UNITED NATIONS (Reuters) -- Sex, drugs and corruption among U.N. peacekeeping forces in the world's most dangerous hot spots will become fodder for a new TV series, the whistle-blowing authors of a tell-all book said Wednesday.
"Emergency Sex and Other Desperate Measures," written by current and former U.N. peacekeeping mission employees Heidi Postlewait, Andrew Thomson and Kenneth Cain, will be developed and produced as a dramatic series by Miramax Television.
"We hope the TV series will reflect the very best and the very worst of U.N. peacekeeping forces in the '90s," said New Zealander Thomson, a U.N. medical doctor who served in Cambodia, Haiti and Rwanda among other danger zones.
"We haven't pulled any punches," he told a news conference.
The book caused a sensation when it was published by Miramax Books in June over objections by some senior U.N. officials who thought it cast the international organization in a bad light and was inaccurate.
Cain, who quit the world body in 1996 after a disillusioning experience in Liberia, said the trio delved into their personal lives to tell "what it felt like and smelled like" and that they felt compelled to write the story of corruption and failed leadership that contributed to disasters in Rwanda in 1994 and in Bosnia at about the same time.
U.N. spokesman Fred Eckhard described the book as "sensationalist, exploiting the sex angle and not in the U.N.'s interest to be published."
Eckhard confirmed that Postlewait and Thomson, who remain employed by the U.N., have been reprimanded for failing to get U.N. approval for the book.
"We didn't set out to write a scandalous book," said Thomson. "But it was a scandal that a million people were killed and not a single official was investigated or disciplined," he said, referring to 800,000 deaths in Rwanda and 200,000 in Bosnia.
Thomson said Secretary-General Kofi Annan had acknowledged the U.N. needed provisions to protect whistle-blowers. "Heidi and I see our book as a test case," he said.
The title of the book is taken from an incident that in Somalia involving Postlewait, a former New York social worker, and a local interpreter.

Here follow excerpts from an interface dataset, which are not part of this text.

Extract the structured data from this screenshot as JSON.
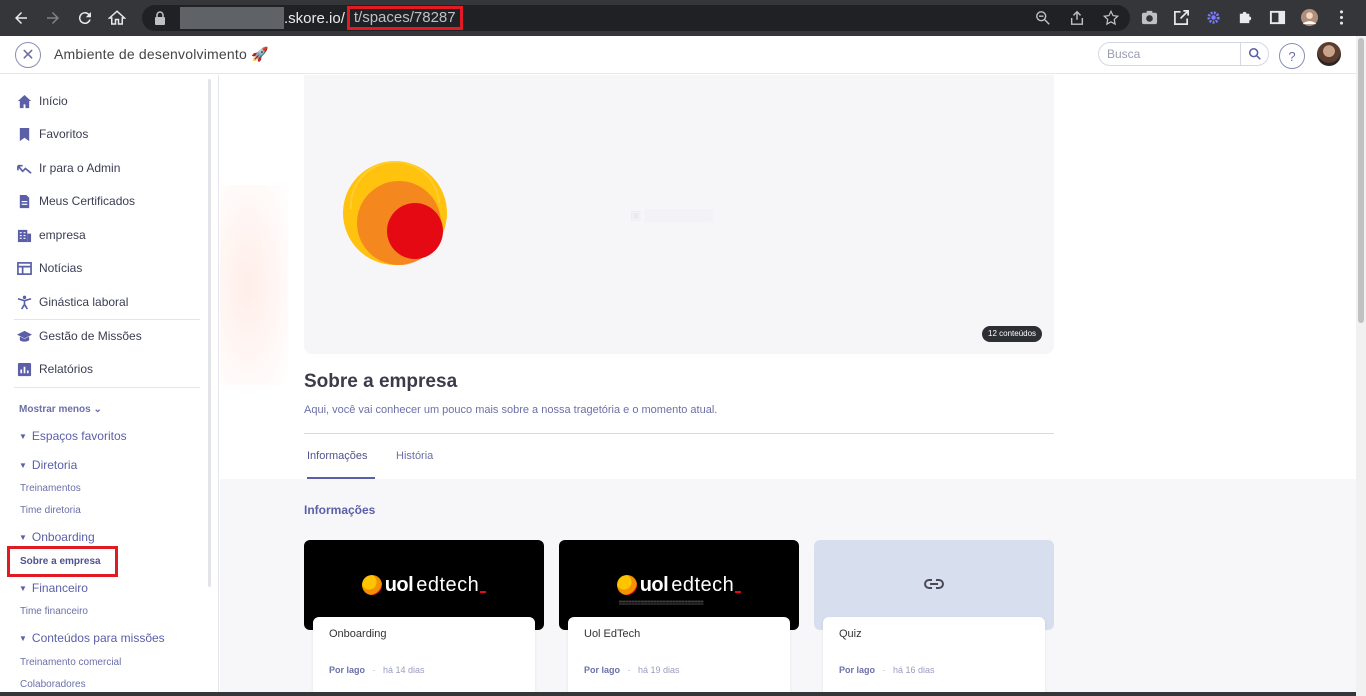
{
  "browser": {
    "url_domain": ".skore.io/",
    "url_path": "t/spaces/78287"
  },
  "header": {
    "env_title": "Ambiente de desenvolvimento 🚀",
    "search_placeholder": "Busca",
    "help": "?"
  },
  "sidebar": {
    "items": [
      {
        "label": "Início",
        "icon": "home-icon"
      },
      {
        "label": "Favoritos",
        "icon": "bookmark-icon"
      },
      {
        "label": "Ir para o Admin",
        "icon": "admin-icon"
      },
      {
        "label": "Meus Certificados",
        "icon": "certificate-icon"
      },
      {
        "label": "empresa",
        "icon": "building-icon"
      },
      {
        "label": "Notícias",
        "icon": "news-icon"
      },
      {
        "label": "Ginástica laboral",
        "icon": "exercise-icon"
      },
      {
        "label": "Gestão de Missões",
        "icon": "graduation-icon"
      },
      {
        "label": "Relatórios",
        "icon": "report-icon"
      }
    ],
    "show_less": "Mostrar menos",
    "tree": {
      "favorites": "Espaços favoritos",
      "diretoria": "Diretoria",
      "diretoria_items": [
        "Treinamentos",
        "Time diretoria"
      ],
      "onboarding": "Onboarding",
      "onboarding_active": "Sobre a empresa",
      "financeiro": "Financeiro",
      "financeiro_items": [
        "Time financeiro"
      ],
      "missoes": "Conteúdos para missões",
      "missoes_items": [
        "Treinamento comercial",
        "Colaboradores"
      ]
    }
  },
  "main": {
    "hero_badge": "12 conteúdos",
    "title": "Sobre a empresa",
    "subtitle": "Aqui, você vai conhecer um pouco mais sobre a nossa tragetória e o momento atual.",
    "tabs": [
      "Informações",
      "História"
    ],
    "section_title": "Informações",
    "cards": [
      {
        "title": "Onboarding",
        "author": "Por lago",
        "time": "há 14 dias",
        "brand_uol": "uol",
        "brand_ed": "edtech"
      },
      {
        "title": "Uol EdTech",
        "author": "Por lago",
        "time": "há 19 dias",
        "brand_uol": "uol",
        "brand_ed": "edtech"
      },
      {
        "title": "Quiz",
        "author": "Por lago",
        "time": "há 16 dias"
      }
    ]
  },
  "colors": {
    "accent": "#5a5fa8",
    "highlight": "#e01b24"
  }
}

"I can feel this pounding inside me and I can't wait. It has to be right now, not in ten minutes, not five. Now," she wrote. "An emergency. Emergency sex."